I have so many memories of Aunt Dot. My memories, however, are of her in her youth. I am the oldest grandchild in the Tom Livermore family and Aunt Dot was just 9 years older than me. I always thought I was as old as she was. In later years, Aunt Dot and I would go to the parlour and listen to 78 rpm albums of Broadway hits. I especially remember Nelson Eddy and Jeanette MacDonald’s “Naughty Marietta.” But the one that stayed with me longest was “Oklahoma.” At one point in my life I could sing every word from every song in that show. Aunt Dot and I had played that album over and over so many times. Sometimes Grandpa would walk into the parlour and tell us to “turn that thing off.”
I have a framed photo on my wall of Uncle Tom, Aunt Dot, and me in my army uniform. They drove all the way from Santa Monica to Fort Ord, CA to visit me when I was in basic training. Two years later when I had returned from Korea, I flew from Seattle to LA to spend time with my grandparents before going back to Kansas. Aunt Dot and I took a bus downtown where I bought a suit, some dress shirts, and ties, my first civilian clothes I had to wear in two years.
Unhappily, that was the last time I saw Aunt Dot. That was 1956. I guess I knew her when she was a youngster and my beloved California cousins knew her as an adult. But on the other hand, to me Aunt Dot will always be young.
What a beautiful tribute to your Aunt. I would love to have known her. Lauri
Thank you so much for sharing these thoughts about Aunt Dot.
Dear Aunt Dot, that is what she was to me! One of the most important things I remember about Aunt Dot is that she loved.
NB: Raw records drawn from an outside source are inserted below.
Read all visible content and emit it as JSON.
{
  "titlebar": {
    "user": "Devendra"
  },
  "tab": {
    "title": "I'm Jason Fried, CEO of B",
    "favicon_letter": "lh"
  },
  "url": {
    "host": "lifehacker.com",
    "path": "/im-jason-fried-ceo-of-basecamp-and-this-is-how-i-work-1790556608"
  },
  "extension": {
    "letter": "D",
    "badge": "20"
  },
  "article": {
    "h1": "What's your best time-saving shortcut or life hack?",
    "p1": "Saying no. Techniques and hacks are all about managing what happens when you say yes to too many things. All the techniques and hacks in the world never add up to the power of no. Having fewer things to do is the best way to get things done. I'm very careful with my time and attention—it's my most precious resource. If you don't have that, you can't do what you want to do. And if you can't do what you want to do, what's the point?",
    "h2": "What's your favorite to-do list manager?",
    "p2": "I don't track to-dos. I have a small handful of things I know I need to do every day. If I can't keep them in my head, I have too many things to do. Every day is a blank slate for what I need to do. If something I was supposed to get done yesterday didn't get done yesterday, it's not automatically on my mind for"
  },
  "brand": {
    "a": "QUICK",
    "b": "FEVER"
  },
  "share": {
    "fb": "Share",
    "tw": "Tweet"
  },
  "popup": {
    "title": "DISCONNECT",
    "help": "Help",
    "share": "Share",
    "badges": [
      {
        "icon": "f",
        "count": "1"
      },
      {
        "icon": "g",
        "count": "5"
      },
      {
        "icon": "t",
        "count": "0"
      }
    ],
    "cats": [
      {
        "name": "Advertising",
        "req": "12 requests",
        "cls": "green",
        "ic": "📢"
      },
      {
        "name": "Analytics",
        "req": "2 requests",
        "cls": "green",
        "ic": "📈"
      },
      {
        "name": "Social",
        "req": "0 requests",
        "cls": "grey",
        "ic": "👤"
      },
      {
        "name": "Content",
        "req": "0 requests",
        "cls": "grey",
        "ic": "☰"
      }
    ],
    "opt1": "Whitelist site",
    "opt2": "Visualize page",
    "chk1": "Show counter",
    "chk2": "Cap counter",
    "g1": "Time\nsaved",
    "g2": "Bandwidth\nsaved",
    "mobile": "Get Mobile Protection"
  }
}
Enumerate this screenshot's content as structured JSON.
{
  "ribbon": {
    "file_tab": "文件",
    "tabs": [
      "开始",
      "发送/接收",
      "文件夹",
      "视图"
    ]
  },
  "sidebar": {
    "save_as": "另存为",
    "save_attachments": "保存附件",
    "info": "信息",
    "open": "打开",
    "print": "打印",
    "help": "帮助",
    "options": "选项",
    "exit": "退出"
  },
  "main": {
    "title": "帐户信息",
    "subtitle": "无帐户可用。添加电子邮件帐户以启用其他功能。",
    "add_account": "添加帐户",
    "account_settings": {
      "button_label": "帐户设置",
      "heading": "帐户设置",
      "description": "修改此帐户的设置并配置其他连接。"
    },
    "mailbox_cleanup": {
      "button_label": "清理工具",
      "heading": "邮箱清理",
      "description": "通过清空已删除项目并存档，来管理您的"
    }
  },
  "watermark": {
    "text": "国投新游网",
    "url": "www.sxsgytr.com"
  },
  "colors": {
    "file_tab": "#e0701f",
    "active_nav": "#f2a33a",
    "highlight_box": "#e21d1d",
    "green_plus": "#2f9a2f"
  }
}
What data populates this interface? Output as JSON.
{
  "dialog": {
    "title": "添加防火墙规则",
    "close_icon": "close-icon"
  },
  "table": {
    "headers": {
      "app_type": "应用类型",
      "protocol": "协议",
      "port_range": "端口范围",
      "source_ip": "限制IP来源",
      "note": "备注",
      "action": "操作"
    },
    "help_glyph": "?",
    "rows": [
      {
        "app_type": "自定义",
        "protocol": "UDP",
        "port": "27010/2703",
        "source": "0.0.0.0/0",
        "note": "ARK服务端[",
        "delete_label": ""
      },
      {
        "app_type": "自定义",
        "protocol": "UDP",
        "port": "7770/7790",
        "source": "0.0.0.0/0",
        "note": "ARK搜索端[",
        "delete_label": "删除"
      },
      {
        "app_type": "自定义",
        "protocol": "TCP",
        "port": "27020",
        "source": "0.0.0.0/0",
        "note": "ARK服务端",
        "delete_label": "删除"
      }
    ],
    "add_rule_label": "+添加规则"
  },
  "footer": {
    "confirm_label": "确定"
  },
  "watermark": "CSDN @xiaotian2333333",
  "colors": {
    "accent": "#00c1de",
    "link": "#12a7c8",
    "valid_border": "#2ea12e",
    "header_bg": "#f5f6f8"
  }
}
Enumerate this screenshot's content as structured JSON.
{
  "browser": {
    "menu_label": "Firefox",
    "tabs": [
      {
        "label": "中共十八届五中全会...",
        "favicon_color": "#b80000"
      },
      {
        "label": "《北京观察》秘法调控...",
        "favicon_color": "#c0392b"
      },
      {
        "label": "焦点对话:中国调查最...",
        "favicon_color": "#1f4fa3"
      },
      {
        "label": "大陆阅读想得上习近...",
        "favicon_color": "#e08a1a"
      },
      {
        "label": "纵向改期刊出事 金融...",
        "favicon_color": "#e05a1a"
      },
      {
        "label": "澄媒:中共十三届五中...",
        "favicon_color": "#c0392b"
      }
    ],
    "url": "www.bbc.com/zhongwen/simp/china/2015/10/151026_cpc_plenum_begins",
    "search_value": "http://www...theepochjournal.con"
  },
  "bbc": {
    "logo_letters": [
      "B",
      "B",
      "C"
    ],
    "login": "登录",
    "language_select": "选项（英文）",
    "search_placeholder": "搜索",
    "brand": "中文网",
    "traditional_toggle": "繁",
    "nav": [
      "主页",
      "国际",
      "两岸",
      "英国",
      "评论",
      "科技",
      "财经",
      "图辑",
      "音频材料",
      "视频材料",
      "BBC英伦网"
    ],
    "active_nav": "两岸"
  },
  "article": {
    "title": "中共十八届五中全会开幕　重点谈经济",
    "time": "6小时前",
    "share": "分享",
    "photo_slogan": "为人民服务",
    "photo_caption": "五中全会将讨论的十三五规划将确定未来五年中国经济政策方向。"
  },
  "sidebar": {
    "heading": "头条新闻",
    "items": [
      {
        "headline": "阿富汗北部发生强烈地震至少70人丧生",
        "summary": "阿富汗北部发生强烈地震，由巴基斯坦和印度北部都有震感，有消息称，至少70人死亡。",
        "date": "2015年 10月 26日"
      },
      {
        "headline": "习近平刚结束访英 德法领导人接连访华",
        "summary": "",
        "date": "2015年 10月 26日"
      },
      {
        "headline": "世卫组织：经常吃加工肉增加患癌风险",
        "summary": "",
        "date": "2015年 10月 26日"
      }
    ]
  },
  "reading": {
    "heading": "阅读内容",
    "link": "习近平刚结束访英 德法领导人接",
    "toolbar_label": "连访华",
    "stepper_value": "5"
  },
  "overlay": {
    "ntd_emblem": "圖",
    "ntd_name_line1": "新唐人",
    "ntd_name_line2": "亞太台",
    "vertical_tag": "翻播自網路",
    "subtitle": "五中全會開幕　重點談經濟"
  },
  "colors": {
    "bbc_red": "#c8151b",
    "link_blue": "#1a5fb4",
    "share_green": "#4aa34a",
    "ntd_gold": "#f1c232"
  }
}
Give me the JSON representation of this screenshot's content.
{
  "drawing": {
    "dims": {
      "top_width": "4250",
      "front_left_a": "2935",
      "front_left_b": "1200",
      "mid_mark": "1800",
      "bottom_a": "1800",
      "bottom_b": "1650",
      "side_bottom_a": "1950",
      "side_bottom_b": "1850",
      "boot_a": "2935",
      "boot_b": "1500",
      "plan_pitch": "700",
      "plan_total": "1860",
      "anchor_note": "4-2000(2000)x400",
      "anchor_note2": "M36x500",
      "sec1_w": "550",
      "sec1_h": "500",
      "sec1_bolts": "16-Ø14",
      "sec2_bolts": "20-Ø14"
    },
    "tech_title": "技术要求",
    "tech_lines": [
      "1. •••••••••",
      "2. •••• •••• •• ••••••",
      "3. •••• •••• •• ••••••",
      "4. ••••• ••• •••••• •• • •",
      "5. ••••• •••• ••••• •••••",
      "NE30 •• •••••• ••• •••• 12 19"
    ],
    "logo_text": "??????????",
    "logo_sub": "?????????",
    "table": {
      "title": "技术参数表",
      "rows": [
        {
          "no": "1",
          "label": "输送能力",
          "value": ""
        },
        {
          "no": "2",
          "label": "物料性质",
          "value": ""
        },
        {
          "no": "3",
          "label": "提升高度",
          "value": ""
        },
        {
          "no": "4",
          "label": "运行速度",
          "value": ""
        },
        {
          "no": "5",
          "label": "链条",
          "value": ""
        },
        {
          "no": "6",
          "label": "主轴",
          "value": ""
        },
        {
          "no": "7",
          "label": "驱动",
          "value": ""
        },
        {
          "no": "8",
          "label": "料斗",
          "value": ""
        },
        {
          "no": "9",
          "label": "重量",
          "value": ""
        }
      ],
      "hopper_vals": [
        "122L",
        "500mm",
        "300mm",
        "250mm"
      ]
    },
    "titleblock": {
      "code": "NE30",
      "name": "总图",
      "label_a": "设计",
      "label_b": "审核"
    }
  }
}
I knew that Aunt Dot loved me, she loved me enough to always be pointing me to Christ! The time I spent with Aunt Dot in the few years that she lived in the east, were purposely filled with songs about the Lord Jesus and conversations filled about what it meant to love the Lord. I observed, listened, and didn’t always agree with Aunt Dot’s life choices, but her choices were meant to point others to her Lord and Savior.
Another important memory I have is Aunt Dot sharing Christ in her daily life. Anyone that walked into that hardware store or anyone that met Aunt Dot knew that she loved Jesus. I observed her share Jesus with people that walked through the door of that hardware store, pray with them, love them! What a wonderful blessing to see Christ being shared as a part of daily life! Without knowing Aunt Dot was teaching her neice to share Christ’s love with others as part of daily living. What a wonderful teacher! What a wonderful Christian heritage! Aunt Dot you are in heaven with your Lord and I am confident that you heard the words, “Well done good and faithful servant!” May we all continue the faithfulness that Aunt Dot modeled for us!
I have wonderful memories of Aunt Dot. When she would come back east to visit, Martie and I would bond with her quickly. Then when Aunt Dot moved back east to be with Uncle Jim, we got to know her well. She would go on little family vacations with us. We’d sit in the back seat and sing songs. One of my favorites went like this: “Twas midnight on the ocean, not a streetcar was in sight. The moon was shining brightly. It rained all day that night. It was a winter day in summer. The rain was snowing fast. A barefoot boy with shoes on was sitting in the grass” The song goes on a little more, but that is the best part. I will be teaching this to my grandchildren!
Aunt Dot always talked to me about Jesus and she did it in such a sweet, loving way. I have missed being around her, but I know we will see each other again someday. I bet Aunt Dot is in heaven singing to her heart’s content and enjoying being in the presence of our Lord and Savior Jesus Christ.